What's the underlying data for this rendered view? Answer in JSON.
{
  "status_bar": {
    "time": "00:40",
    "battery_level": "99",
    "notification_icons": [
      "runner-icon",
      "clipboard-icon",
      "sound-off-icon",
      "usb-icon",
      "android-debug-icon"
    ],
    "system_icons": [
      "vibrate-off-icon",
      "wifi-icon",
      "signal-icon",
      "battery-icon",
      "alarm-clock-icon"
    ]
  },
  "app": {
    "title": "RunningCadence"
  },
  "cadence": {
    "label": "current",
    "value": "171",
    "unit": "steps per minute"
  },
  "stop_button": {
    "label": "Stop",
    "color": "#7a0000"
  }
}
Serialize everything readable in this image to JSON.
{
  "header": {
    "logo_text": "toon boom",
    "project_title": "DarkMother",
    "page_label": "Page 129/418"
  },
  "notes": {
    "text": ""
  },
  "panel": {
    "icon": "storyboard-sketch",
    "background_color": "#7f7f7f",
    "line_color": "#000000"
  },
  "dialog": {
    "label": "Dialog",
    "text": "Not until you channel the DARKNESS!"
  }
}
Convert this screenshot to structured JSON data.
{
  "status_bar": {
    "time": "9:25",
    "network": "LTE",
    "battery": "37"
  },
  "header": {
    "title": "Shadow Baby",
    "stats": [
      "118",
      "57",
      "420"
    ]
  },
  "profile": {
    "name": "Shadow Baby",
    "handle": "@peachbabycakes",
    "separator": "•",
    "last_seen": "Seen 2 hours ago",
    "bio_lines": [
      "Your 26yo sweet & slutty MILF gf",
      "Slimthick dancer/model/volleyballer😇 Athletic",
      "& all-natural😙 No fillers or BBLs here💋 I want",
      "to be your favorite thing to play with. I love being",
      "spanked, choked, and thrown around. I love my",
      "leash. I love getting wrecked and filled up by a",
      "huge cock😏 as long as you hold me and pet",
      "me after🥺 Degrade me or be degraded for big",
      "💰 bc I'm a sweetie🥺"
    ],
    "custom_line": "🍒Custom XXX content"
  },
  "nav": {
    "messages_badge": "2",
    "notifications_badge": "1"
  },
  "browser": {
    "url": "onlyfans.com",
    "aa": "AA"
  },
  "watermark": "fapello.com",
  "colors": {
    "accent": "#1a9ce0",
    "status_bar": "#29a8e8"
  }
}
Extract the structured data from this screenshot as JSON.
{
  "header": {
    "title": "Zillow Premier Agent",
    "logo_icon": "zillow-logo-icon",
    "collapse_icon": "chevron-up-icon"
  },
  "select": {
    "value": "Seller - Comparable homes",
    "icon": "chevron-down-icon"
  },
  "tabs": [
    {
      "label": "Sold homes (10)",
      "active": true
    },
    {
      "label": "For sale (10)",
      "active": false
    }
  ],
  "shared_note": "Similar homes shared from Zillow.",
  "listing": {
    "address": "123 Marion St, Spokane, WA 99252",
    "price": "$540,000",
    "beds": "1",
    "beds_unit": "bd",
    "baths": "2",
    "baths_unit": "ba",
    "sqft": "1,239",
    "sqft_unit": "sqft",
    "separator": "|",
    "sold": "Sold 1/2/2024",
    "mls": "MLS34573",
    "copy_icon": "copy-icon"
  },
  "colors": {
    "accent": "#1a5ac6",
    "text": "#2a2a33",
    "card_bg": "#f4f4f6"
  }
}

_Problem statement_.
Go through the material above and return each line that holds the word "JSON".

_Task response_.
What's the underlying data for this rendered view? Answer in JSON.
Serialize everything readable in this image to JSON.
Convert this screenshot to structured JSON data.
Extract the structured data from this screenshot as JSON.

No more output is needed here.